La Cocina Restaurant and Cantina
This southwestern restaurant reflects the feeling and culture of the Tucson community because of the vision of its owner
201 N Court Ave
Tucson, AZ 85701
La Cocina has existed in old town Tucson since the 1990s. The space itself has existed since the 1880s, when an entrepeneur used it as a distillery and a market. But it wasn't until 2010 that Jo Schneider took over While Jo didn't plan on opening another restaurant, she kept coming back to La Cocina. It was completely different back then; everything was sort of run down. The trees in the courtyard were sort of dead and dying. The chairs were dirty, and there were plastic broken tables in the courtyard. It didn't make any sense to Jo, because it was such a beautiful, historic old space. The Dusty Monk was just closed up as a storage space. Jo saw so much space that just wasn't being utilized.
Jo saw this place differently. She saw it as a community restaurant, a community space. After about a month of visiting she decided that she could handle this project. Jo put out a letter to the community in the Tucson Weekly asking if people would show up and help her clean the restaurant. There was so much work that needed to be done. Jo said she would feed and drink everyone in exchange for the work. Over 100 people showed up at 8 am on a Sunday morning. They were there from 8 am to 8 pm and it transformed the restaurant. La Cocina was reborn with so much community love. It got people invested in the project because of their participation.

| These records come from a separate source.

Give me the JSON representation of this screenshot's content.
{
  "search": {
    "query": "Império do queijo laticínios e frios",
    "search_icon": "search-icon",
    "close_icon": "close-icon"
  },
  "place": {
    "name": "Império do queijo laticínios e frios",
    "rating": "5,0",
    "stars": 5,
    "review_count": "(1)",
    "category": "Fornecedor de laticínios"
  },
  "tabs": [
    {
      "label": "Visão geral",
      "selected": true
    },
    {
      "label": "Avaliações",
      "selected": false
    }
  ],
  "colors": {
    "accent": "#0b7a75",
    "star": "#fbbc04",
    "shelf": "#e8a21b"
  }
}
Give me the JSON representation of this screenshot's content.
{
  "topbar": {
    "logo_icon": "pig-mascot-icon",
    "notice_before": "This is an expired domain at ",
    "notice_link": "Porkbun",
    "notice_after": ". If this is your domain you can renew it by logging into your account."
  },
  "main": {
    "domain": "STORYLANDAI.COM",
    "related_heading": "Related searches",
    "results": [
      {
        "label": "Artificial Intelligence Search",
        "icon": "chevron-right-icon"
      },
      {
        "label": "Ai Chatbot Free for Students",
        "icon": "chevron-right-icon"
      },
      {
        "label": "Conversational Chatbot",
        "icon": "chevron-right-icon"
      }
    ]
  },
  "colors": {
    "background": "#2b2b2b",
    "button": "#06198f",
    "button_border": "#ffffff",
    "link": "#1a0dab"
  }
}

Jo really wanted La Cocina to be accessible to everyone. She wanted it to be a community space, to be affordable and accessible so that anyone could come and have dinner and listen to free beautiful music. To experience this vibe, this laidback Tucson experience, away from the hustle and bustle of the outside world. Jo wanted music, and community connection, so she created it at La Cocina. When Jo can, she supports local ranchers and farmers. But when it comes down to it, she prioritizes making La Cocina open to everyone, and accessible to every price point. One of Jo's mission statements besides making sure that she can access the community and the community can access her, is that she wants to pay her staff a good living wage. She wants her kitchen staff to have money to go out and buy a home. To be able to do things that notoriously similar jobs aren't able to provide. She also tends to overstaff, because she believes in not stressing out her kitchen staff. It's all about balancing affordability and providing accessibility for the Tucson public and her workers.